The silent enemy of Obama's migrant plans
President Barack Obama is already facing strong and very vocal opposition in Congress to his recent immigration overhaul, but he will also have to confront a more silent enemy.
That enemy is the fear that many undocumented Hispanics have about presenting their personal information to the immigration authorities for a programme that could be reversed by a new administration in a matter of years.
"This deferred action is a temporary permit," says Claudia, who fled from violence in her native Mexico and has been living in the US since 2000.
"What is going to happen when Mr Obama is no longer president? They are going to know where I am, where my family is. Is it possible that we will all be deported?" she tells the BBC in El Paso, Texas.
In November, President Obama announced a series of unilateral reforms that will allow about four million unauthorised immigrants to apply for provisional work permits, and for deportation proceedings to be deferred.
Claudia explains that she is eligible because she has been in the United States for nearly 15 years and has three sons who are married to American citizens, making them legal residents.
She says she plans to apply for relief, even though she is still very sceptical of the programme because it will not resolve her legal situation in the long term.
"With this announcement, there is no hope, you don't know where your future lies," she stresses.
"Before, you knew you were undocumented and you had to be on the lookout for the immigration authorities. But now you don't know, because you're going to say where you are and who you are, so it is even more uncertain."
Claudia's case is in marked contrast to the images of cheering and optimistic Hispanics shown in the media after the November announcement.
And her situation is far from unique. The White House has acknowledged that there is a challenge in trying to get people "out of the shadows", as president Obama likes to say.
At a town hall meeting in Nashville, Tennessee, the president stressed the need to give people confidence so they can apply.
"The real question is, how do we make sure enough people register so it's not just a few people in a few pockets around the country," Mr Obama said.
"And that's going to require a lot of work by local agencies, by municipalities, by churches, by community organisations."
The president is interested in getting people registered because that is how the programme's success will ultimately be measured, but also because his previous decisions on immigration have faced similar challenges.
In 2012, Mr Obama announced the Deferred Action for Childhood Arrivals (DACA) initiative, which allowed young adults who were brought to the US illegally as children to temporarily stay and work.
DACA was expanded as part of the November announcement, and it is seen as a blueprint for the more recent unilateral actions.
Both measures are limited in scope and in time, do not offer a pathway to citizenship, and were unveiled by President Obama without support by Congress.
Around 1.1 million unauthorised immigrants were thought to be immediately eligible for DACA, and slightly over 700,000 have had their applications accepted for review, according to data analysed by the Pew Research Center in December.
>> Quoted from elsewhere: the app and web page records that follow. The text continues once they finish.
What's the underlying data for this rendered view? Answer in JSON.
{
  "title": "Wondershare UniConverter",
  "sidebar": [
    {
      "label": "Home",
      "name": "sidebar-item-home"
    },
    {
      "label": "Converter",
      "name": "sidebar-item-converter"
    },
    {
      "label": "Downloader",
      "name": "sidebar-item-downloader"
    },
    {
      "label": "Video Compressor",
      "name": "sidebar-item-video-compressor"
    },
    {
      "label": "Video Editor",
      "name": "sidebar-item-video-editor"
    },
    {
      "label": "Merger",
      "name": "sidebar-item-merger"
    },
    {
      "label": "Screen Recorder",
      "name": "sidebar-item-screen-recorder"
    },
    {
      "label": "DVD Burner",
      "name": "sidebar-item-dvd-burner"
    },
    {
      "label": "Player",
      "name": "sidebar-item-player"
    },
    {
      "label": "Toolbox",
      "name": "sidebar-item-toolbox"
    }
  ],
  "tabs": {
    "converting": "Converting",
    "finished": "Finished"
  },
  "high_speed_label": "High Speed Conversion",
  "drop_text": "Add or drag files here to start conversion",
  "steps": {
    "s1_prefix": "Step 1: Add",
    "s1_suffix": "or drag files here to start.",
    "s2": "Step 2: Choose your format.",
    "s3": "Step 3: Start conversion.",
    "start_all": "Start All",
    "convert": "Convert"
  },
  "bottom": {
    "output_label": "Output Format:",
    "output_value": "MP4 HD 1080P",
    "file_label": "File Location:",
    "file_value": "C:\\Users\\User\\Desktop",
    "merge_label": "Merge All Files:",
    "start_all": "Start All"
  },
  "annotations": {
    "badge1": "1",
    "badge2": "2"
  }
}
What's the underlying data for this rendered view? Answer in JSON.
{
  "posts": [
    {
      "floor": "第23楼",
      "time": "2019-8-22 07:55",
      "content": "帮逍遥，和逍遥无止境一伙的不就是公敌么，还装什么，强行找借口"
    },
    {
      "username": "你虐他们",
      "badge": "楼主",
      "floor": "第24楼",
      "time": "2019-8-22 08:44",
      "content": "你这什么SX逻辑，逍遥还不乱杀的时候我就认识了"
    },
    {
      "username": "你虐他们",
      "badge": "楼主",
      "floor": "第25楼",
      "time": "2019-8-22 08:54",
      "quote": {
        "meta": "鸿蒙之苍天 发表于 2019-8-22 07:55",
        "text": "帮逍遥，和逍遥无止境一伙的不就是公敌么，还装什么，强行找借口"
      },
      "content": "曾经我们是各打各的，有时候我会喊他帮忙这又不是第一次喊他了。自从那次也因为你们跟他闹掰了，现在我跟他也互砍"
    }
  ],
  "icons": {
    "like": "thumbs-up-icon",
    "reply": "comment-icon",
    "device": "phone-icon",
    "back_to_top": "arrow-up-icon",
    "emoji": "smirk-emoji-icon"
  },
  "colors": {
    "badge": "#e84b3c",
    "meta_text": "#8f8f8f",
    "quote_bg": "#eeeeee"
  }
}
This means that nearly two-thirds of eligible candidates have submitted their personal information, but tens of thousands have not been able to change their status.
Many may be unaware of the programme, do not know they meet the criteria, or have had application problems. But it is the fear of deportation that may have played a role as well for those who have decided not to come forward.
Now, with the new executive action, the Obama administration hopes many immigrants will provide their personal details, and it is confident the initiative will not be overturned when a new president comes to the White House in 2017.
"Every time a US president has created a new immigration programme, it has been respected by other presidents," said Leon Rodriguez, the head of the US Citizenship and Immigration Services (USCIS).
"If you qualify for the deferred action programmes, this means you are not a priority for deportation," he added.
For undocumented Hispanics like Claudia, though, there is still deep uncertainty as the plan starts to be implemented and she prepares to present all her documents.
"There is fear, but this action is everything we have, it's all we can hold on to," she admits.